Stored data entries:
- Opening Delimiter -
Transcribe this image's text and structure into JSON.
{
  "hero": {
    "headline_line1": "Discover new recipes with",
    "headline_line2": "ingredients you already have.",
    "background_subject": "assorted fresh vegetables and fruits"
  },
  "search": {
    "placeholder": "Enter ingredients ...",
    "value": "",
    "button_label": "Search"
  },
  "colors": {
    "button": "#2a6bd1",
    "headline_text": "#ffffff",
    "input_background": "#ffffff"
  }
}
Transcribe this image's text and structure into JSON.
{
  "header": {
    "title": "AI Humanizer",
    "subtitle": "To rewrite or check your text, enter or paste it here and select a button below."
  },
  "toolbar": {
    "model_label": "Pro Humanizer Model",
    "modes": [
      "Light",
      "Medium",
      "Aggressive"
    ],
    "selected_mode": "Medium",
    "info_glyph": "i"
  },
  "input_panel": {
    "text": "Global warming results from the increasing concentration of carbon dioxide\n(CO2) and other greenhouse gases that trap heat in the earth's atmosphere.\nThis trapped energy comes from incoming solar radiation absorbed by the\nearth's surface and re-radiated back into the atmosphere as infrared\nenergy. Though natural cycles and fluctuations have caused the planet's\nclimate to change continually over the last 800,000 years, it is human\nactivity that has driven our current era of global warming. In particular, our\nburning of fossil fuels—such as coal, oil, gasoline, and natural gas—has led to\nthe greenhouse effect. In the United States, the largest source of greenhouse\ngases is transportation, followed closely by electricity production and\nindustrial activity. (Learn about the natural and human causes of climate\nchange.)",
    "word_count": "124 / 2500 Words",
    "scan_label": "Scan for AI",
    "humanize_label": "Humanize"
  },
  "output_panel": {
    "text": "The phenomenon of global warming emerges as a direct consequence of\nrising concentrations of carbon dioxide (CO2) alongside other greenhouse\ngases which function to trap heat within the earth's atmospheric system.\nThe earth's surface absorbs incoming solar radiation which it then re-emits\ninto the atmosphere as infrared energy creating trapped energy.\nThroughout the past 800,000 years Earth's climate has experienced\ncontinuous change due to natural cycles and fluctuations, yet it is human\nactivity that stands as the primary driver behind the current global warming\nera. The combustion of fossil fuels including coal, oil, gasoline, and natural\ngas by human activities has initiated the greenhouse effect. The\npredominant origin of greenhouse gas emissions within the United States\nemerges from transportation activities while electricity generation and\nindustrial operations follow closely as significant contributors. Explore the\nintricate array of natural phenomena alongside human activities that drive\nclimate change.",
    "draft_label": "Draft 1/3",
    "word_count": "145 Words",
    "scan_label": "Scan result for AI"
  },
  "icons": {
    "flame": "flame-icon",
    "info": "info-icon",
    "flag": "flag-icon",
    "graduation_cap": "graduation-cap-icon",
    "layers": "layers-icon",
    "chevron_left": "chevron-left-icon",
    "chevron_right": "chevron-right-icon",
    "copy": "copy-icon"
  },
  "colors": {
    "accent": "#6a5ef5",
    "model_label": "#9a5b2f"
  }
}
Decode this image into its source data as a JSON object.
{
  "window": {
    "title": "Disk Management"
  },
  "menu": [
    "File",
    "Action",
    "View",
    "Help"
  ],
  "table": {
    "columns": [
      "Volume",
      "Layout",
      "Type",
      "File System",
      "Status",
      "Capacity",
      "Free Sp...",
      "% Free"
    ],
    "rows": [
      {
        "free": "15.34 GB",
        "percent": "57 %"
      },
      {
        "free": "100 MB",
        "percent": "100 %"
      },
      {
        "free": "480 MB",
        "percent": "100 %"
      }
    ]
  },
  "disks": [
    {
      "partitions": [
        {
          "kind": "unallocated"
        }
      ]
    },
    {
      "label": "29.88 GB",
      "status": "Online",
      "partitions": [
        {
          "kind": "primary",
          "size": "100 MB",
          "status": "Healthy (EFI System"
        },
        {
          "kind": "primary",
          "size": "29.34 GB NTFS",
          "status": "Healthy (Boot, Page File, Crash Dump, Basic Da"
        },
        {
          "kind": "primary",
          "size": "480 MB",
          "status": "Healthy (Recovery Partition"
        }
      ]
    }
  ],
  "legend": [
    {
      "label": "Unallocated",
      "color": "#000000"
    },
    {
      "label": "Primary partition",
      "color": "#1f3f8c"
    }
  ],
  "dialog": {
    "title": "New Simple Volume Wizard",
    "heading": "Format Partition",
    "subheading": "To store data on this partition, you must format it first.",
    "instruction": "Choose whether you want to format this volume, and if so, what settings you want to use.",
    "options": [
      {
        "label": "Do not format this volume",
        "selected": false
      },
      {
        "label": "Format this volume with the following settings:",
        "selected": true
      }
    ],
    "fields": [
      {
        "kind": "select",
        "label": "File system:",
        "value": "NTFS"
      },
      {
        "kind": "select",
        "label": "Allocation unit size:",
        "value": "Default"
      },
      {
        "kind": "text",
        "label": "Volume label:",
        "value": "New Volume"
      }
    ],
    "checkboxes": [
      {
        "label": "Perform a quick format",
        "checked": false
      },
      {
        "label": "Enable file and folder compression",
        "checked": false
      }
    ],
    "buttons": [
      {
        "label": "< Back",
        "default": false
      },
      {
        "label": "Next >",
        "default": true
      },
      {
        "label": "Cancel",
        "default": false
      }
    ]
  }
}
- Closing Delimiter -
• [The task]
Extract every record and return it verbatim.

• [Answer to the exercise]
Transcribe this image's text and structure into JSON.
{
  "hero": {
    "headline_line1": "Discover new recipes with",
    "headline_line2": "ingredients you already have.",
    "background_subject": "assorted fresh vegetables and fruits"
  },
  "search": {
    "placeholder": "Enter ingredients ...",
    "value": "",
    "button_label": "Search"
  },
  "colors": {
    "button": "#2a6bd1",
    "headline_text": "#ffffff",
    "input_background": "#ffffff"
  }
}
Transcribe this image's text and structure into JSON.
{
  "header": {
    "title": "AI Humanizer",
    "subtitle": "To rewrite or check your text, enter or paste it here and select a button below."
  },
  "toolbar": {
    "model_label": "Pro Humanizer Model",
    "modes": [
      "Light",
      "Medium",
      "Aggressive"
    ],
    "selected_mode": "Medium",
    "info_glyph": "i"
  },
  "input_panel": {
    "text": "Global warming results from the increasing concentration of carbon dioxide\n(CO2) and other greenhouse gases that trap heat in the earth's atmosphere.\nThis trapped energy comes from incoming solar radiation absorbed by the\nearth's surface and re-radiated back into the atmosphere as infrared\nenergy. Though natural cycles and fluctuations have caused the planet's\nclimate to change continually over the last 800,000 years, it is human\nactivity that has driven our current era of global warming. In particular, our\nburning of fossil fuels—such as coal, oil, gasoline, and natural gas—has led to\nthe greenhouse effect. In the United States, the largest source of greenhouse\ngases is transportation, followed closely by electricity production and\nindustrial activity. (Learn about the natural and human causes of climate\nchange.)",
    "word_count": "124 / 2500 Words",
    "scan_label": "Scan for AI",
    "humanize_label": "Humanize"
  },
  "output_panel": {
    "text": "The phenomenon of global warming emerges as a direct consequence of\nrising concentrations of carbon dioxide (CO2) alongside other greenhouse\ngases which function to trap heat within the earth's atmospheric system.\nThe earth's surface absorbs incoming solar radiation which it then re-emits\ninto the atmosphere as infrared energy creating trapped energy.\nThroughout the past 800,000 years Earth's climate has experienced\ncontinuous change due to natural cycles and fluctuations, yet it is human\nactivity that stands as the primary driver behind the current global warming\nera. The combustion of fossil fuels including coal, oil, gasoline, and natural\ngas by human activities has initiated the greenhouse effect. The\npredominant origin of greenhouse gas emissions within the United States\nemerges from transportation activities while electricity generation and\nindustrial operations follow closely as significant contributors. Explore the\nintricate array of natural phenomena alongside human activities that drive\nclimate change.",
    "draft_label": "Draft 1/3",
    "word_count": "145 Words",
    "scan_label": "Scan result for AI"
  },
  "icons": {
    "flame": "flame-icon",
    "info": "info-icon",
    "flag": "flag-icon",
    "graduation_cap": "graduation-cap-icon",
    "layers": "layers-icon",
    "chevron_left": "chevron-left-icon",
    "chevron_right": "chevron-right-icon",
    "copy": "copy-icon"
  },
  "colors": {
    "accent": "#6a5ef5",
    "model_label": "#9a5b2f"
  }
}
Decode this image into its source data as a JSON object.
{
  "window": {
    "title": "Disk Management"
  },
  "menu": [
    "File",
    "Action",
    "View",
    "Help"
  ],
  "table": {
    "columns": [
      "Volume",
      "Layout",
      "Type",
      "File System",
      "Status",
      "Capacity",
      "Free Sp...",
      "% Free"
    ],
    "rows": [
      {
        "free": "15.34 GB",
        "percent": "57 %"
      },
      {
        "free": "100 MB",
        "percent": "100 %"
      },
      {
        "free": "480 MB",
        "percent": "100 %"
      }
    ]
  },
  "disks": [
    {
      "partitions": [
        {
          "kind": "unallocated"
        }
      ]
    },
    {
      "label": "29.88 GB",
      "status": "Online",
      "partitions": [
        {
          "kind": "primary",
          "size": "100 MB",
          "status": "Healthy (EFI System"
        },
        {
          "kind": "primary",
          "size": "29.34 GB NTFS",
          "status": "Healthy (Boot, Page File, Crash Dump, Basic Da"
        },
        {
          "kind": "primary",
          "size": "480 MB",
          "status": "Healthy (Recovery Partition"
        }
      ]
    }
  ],
  "legend": [
    {
      "label": "Unallocated",
      "color": "#000000"
    },
    {
      "label": "Primary partition",
      "color": "#1f3f8c"
    }
  ],
  "dialog": {
    "title": "New Simple Volume Wizard",
    "heading": "Format Partition",
    "subheading": "To store data on this partition, you must format it first.",
    "instruction": "Choose whether you want to format this volume, and if so, what settings you want to use.",
    "options": [
      {
        "label": "Do not format this volume",
        "selected": false
      },
      {
        "label": "Format this volume with the following settings:",
        "selected": true
      }
    ],
    "fields": [
      {
        "kind": "select",
        "label": "File system:",
        "value": "NTFS"
      },
      {
        "kind": "select",
        "label": "Allocation unit size:",
        "value": "Default"
      },
      {
        "kind": "text",
        "label": "Volume label:",
        "value": "New Volume"
      }
    ],
    "checkboxes": [
      {
        "label": "Perform a quick format",
        "checked": false
      },
      {
        "label": "Enable file and folder compression",
        "checked": false
      }
    ],
    "buttons": [
      {
        "label": "< Back",
        "default": false
      },
      {
        "label": "Next >",
        "default": true
      },
      {
        "label": "Cancel",
        "default": false
      }
    ]
  }
}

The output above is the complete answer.